Both AirBnb and VRBO allow you to list your rental for free and just pay a service fee when someone books. You plug in where it’s located; bedrooms and baths; number of people this rental can accommodate and plenty of photos. You also set the schedule showing when your rental is available.
But VRBO, which lists you on all its affiliated sites, charges a bit more than AirBnb.
The VRBO service fee is 5% (vs. AirBnb’s 3%), plus you pay the 3% transaction fee when your guests use a credit card. Notably, this service fee is applied to full booking costs, including cleaning fees, pet fees and any other extra — even when the extra is refundable.
At one point, VRBO offered the option of paying an annual subscription of $499 instead of the per-booking fees, but has since gone back to the pay-per-booking model.
Like Airbnb, VRBO also adds a service fee to traveler’s invoices too. This service fee varies, but can add substantially to the traveler’s costs.
AirBnb also covers your home with their insurance policy when it’s rented; VRBO does not. (From the company’s terms and conditions: “Users are solely responsible for obtaining insurance coverage sufficient to protect their properties and guests or their trip, as applicable. Members agree to provide us with copies of relevant proof of coverage upon request.”)
The best place to list a short-term rental is Airbnb. While VRBO isn’t terrible — it scores better than competing rental site RedAwning, for instance — it’s hard for us to find an argument for listing here rather than with Airbnb.
If you want to find longer-term renters, however, there are a variety of better sites. Our favorite is SabbaticalHomes, which charges modest fees and specializes in placing educators in months-long rentals. If you happen to have a Cape Cod rental, we also like WeNeedaVacation.
If you’re an empty-nester looking for a roommate, check out Silvernest.
What their homeowners say: (From Consumer Affairs)
As many of us do, I worked very hard to finally at 57 purchased a condo in Bimini in the Bahamas, I sign up with VRBO thinking I will be protected while renting my home away from home. From time to time we lose water for a few hours, (this is a small island.) The renter left the kitchen spigot on and left to go home, the water came on and flooded my cond. Destroyed everything including my neighbors below. VRBO is refusing responsibilities for this damage. Please review their liability policy before using this company to rent your property. Now I am left with over $30,000 in damage
Used to love this site
“I used to love VRBO, was happy to pay their yearly fee, and have gotten 99% of my guests through them for years. No more! I am going to try other sites like HomeEscape that has the old VRBO model.”

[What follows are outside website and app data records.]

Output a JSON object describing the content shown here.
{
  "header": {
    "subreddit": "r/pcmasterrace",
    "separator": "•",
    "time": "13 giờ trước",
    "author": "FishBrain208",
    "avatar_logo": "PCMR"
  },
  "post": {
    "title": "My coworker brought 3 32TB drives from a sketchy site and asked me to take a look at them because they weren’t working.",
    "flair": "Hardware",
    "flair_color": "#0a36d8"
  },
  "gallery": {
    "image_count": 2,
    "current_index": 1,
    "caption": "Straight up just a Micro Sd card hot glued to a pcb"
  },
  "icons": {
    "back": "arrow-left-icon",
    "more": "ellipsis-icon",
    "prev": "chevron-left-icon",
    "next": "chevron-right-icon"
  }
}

“I used VRBO to advertise my property for 15 years and was very satisfied. As of this past year they have taken control of my home. I am not allowed to talk to my clients before renting nor accept checks or PayPal. My clients are charged an extra fee that amounts to hundreds of dollars.”
“We bought a small condo and wanted to rent it out on VRBO and Airbnb. After the first 30 days VRBO had no bookings or inquiries. Airbnb was filling up fast with over 10 books in the first 30 days (same photos same description). A few months later we came to the conclusion that Airbnb met our needs much better so we called to cancel VRBO only to be told we can only cancel in the first 30 days and receive a refund. Not satisfied with the customer service or how I was blamed for them not booking the unit. Never will they have my business.”
“Simply said, VRBO, or Homeaway, and Vacation Rentals.com, want those they “use” to pay for the subscription. There are certain parameters that penalize those, like me, who do not. Basically, if you do not pay for a subscription, they put you in the bottom of the search results. I used to get half my business from Homeaway/VRBO until they changed a while ago to a harsh unequal format, that makes Property Management companies their most important customer, meanwhile leaving me, a owner operating rental, scraping for attention.”